What you should do »
Say how many lines in the entries hold the word "FlappyBird", and reply with that number only.

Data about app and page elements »

§ §

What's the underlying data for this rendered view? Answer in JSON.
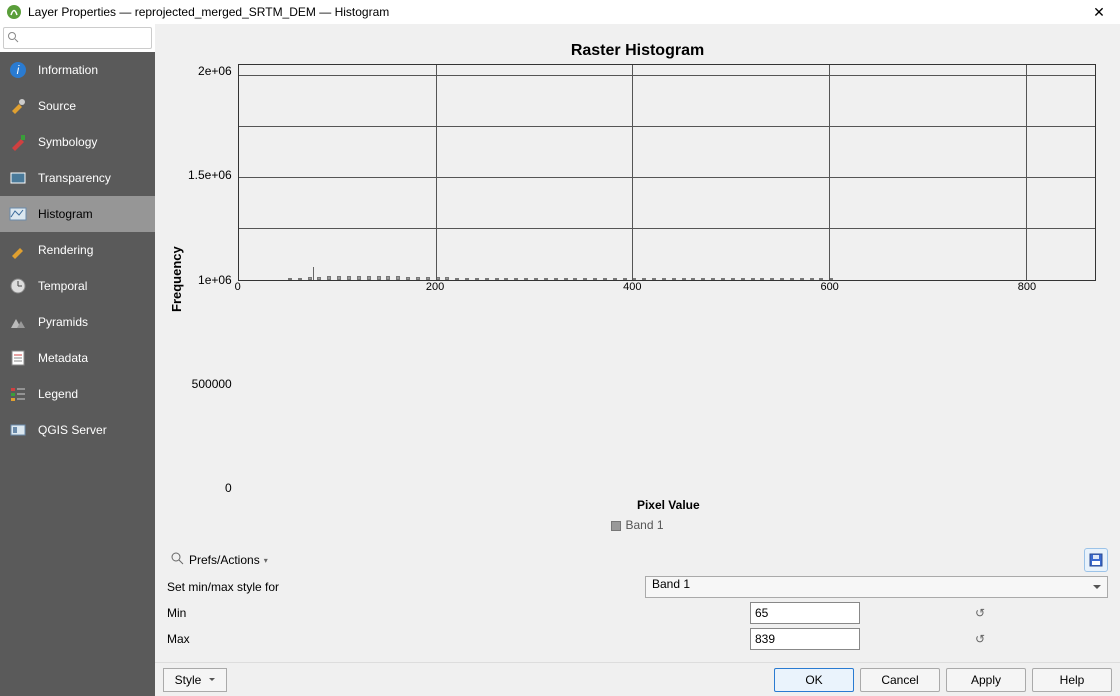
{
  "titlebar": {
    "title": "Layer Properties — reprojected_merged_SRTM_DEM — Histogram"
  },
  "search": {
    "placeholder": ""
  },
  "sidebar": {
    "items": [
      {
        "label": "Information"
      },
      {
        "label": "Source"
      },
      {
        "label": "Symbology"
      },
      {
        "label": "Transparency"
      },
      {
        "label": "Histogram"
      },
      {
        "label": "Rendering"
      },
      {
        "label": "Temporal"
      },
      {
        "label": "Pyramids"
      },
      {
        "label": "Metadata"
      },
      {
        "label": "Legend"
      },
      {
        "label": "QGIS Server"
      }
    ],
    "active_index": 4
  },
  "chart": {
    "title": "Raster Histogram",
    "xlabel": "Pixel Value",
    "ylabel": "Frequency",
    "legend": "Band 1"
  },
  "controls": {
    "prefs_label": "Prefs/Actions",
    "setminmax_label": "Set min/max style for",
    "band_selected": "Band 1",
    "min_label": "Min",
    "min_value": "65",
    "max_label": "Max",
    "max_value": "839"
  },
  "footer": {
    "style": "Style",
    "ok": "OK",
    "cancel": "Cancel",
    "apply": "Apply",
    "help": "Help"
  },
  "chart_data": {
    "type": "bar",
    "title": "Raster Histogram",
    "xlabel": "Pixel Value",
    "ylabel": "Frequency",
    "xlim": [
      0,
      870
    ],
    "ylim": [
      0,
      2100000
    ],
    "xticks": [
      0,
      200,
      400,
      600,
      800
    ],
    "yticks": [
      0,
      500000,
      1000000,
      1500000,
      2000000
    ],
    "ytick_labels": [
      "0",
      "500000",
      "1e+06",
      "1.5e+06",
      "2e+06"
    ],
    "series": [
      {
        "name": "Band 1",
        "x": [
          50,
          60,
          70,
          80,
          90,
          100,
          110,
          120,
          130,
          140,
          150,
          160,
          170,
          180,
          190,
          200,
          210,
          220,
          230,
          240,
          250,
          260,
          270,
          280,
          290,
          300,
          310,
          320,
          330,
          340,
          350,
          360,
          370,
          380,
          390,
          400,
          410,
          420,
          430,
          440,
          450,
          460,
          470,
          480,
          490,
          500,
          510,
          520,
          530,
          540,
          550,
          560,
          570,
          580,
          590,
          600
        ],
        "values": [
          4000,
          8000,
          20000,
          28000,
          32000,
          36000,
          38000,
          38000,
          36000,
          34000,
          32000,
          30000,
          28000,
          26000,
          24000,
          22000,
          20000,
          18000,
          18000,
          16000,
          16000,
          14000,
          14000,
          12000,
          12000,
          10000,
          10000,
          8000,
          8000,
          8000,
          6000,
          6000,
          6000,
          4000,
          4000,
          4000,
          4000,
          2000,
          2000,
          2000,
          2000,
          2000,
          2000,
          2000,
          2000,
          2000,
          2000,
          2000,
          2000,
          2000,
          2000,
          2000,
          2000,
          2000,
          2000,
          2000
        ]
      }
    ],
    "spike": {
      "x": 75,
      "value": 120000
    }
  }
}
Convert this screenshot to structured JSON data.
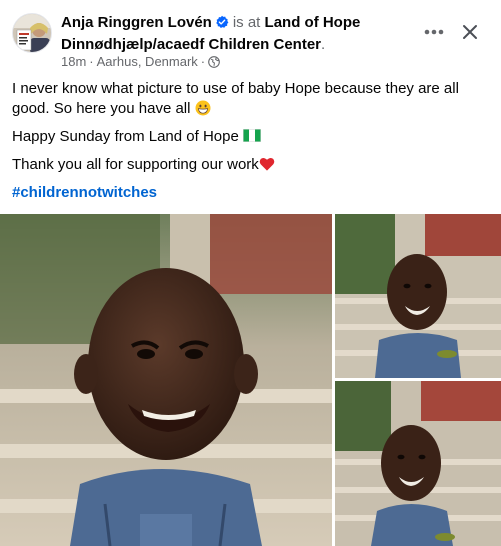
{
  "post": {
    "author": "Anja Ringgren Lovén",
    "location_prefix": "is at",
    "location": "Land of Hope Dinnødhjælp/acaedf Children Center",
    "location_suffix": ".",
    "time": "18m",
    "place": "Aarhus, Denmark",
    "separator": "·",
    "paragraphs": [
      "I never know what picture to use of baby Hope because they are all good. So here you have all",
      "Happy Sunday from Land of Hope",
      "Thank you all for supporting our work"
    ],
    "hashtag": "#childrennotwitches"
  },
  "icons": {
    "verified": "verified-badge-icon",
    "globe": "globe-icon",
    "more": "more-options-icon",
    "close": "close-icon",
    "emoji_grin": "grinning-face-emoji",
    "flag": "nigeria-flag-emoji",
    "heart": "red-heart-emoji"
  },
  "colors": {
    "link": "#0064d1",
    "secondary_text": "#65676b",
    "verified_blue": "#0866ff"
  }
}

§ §

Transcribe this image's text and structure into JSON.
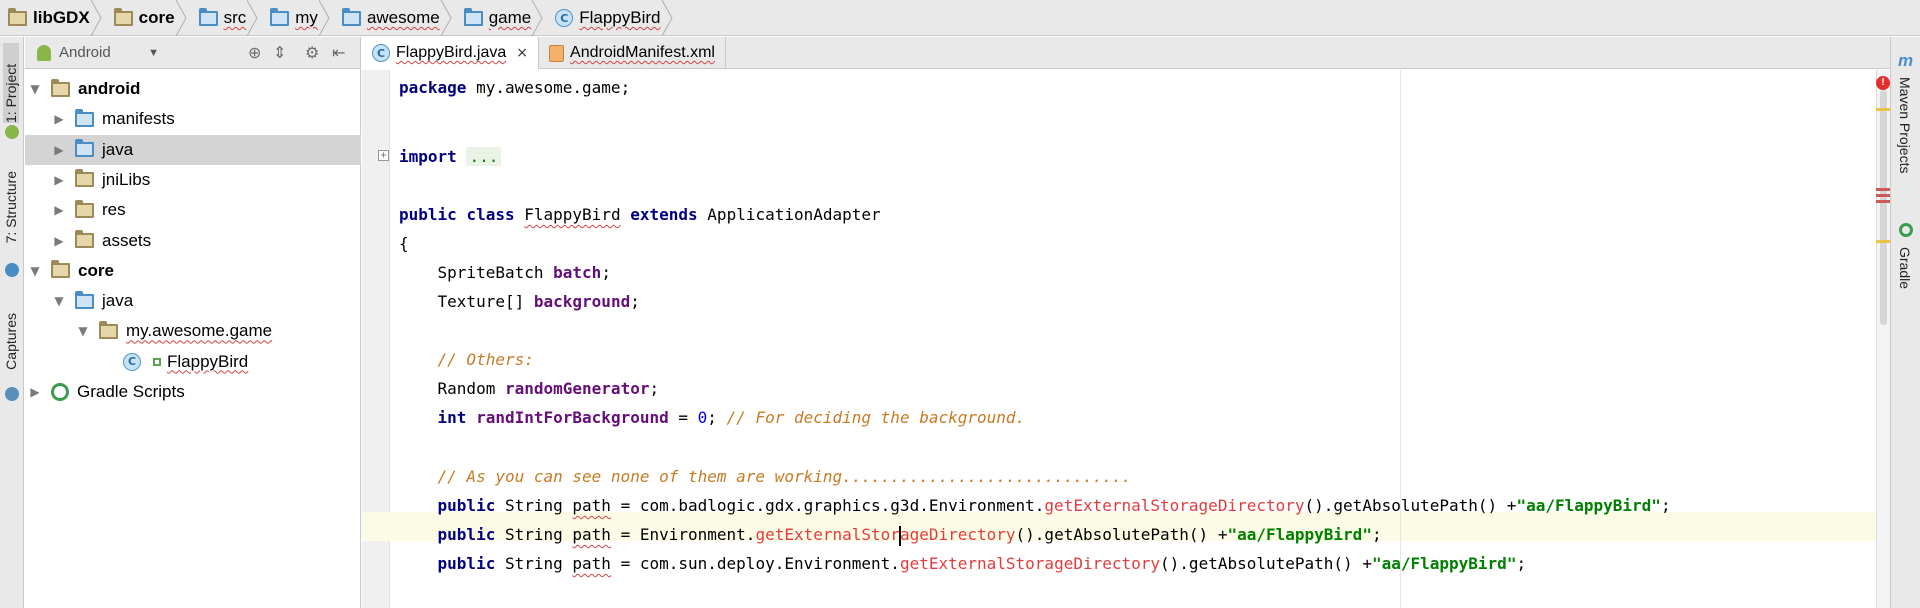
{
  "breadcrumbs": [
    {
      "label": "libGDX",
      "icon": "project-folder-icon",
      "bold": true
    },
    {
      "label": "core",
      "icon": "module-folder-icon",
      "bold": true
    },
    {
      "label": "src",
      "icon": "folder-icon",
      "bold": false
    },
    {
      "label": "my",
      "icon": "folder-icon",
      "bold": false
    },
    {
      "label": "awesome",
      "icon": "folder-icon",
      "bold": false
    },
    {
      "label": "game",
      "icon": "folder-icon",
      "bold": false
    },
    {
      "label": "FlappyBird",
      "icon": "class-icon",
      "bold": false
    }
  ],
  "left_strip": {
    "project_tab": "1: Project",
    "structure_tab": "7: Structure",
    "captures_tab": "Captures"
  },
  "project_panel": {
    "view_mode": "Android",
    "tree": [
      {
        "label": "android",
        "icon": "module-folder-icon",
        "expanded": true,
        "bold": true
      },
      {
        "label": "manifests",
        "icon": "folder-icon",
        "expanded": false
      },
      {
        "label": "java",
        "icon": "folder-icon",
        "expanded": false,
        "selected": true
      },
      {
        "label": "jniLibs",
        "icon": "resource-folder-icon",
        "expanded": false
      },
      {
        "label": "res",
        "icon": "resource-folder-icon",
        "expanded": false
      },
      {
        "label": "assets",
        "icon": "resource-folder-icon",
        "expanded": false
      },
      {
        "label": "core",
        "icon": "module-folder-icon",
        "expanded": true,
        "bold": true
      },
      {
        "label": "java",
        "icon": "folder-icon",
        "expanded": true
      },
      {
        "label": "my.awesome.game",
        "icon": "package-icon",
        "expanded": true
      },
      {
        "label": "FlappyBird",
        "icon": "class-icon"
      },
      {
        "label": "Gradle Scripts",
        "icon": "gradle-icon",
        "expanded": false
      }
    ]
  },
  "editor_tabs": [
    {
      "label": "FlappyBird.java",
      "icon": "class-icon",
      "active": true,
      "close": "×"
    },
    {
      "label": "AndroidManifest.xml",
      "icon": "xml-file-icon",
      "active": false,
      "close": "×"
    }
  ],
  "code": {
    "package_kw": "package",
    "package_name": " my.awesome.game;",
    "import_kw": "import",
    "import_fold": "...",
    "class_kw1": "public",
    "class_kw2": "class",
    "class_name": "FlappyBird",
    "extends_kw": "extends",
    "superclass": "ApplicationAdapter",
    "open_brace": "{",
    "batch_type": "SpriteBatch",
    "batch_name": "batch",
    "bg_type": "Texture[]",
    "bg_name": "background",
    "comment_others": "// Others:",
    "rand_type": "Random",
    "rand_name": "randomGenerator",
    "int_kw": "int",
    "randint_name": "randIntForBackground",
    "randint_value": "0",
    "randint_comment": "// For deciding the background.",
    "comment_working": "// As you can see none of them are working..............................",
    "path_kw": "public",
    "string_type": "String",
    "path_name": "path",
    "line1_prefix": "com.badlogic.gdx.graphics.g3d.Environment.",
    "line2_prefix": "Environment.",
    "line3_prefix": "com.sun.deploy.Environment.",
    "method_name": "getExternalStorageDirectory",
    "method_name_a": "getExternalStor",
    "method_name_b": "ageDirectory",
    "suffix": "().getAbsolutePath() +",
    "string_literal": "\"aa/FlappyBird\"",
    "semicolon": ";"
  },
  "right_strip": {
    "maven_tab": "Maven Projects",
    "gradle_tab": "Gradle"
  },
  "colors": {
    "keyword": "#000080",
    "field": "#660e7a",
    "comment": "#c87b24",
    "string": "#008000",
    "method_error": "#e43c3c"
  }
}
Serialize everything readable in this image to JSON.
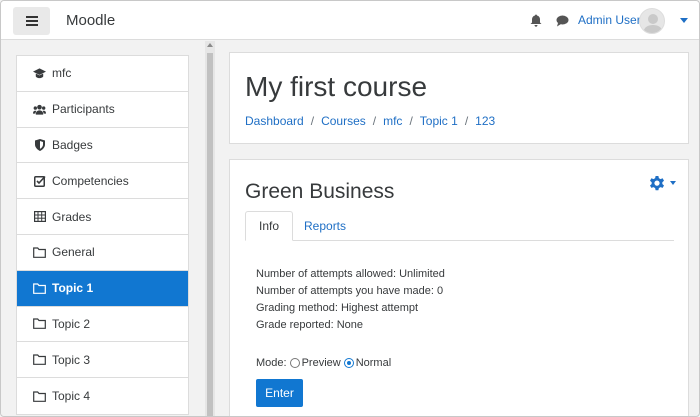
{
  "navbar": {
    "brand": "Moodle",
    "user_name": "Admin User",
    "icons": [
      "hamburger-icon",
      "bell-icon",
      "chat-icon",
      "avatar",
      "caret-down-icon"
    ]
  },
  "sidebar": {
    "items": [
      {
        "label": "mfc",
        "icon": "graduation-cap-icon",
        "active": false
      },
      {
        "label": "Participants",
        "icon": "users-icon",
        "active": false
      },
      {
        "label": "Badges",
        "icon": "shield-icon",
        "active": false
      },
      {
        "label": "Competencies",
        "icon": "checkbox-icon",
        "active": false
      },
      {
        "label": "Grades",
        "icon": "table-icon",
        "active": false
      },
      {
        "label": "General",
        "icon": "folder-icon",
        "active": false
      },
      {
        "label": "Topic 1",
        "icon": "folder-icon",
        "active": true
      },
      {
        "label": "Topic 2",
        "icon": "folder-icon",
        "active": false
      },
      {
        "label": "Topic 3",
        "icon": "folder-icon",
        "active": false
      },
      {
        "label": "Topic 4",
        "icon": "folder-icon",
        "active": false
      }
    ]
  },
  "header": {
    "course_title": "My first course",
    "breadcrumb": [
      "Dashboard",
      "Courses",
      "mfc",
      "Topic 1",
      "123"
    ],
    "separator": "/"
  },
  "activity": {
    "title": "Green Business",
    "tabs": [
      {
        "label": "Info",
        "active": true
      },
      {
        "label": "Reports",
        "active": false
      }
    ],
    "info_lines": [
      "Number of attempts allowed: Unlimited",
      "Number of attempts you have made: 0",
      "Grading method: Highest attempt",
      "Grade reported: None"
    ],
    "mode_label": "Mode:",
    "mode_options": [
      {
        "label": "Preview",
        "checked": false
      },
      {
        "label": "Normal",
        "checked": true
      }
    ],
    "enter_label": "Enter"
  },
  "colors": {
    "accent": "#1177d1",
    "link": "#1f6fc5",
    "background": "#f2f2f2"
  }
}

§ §

Result of the task »
5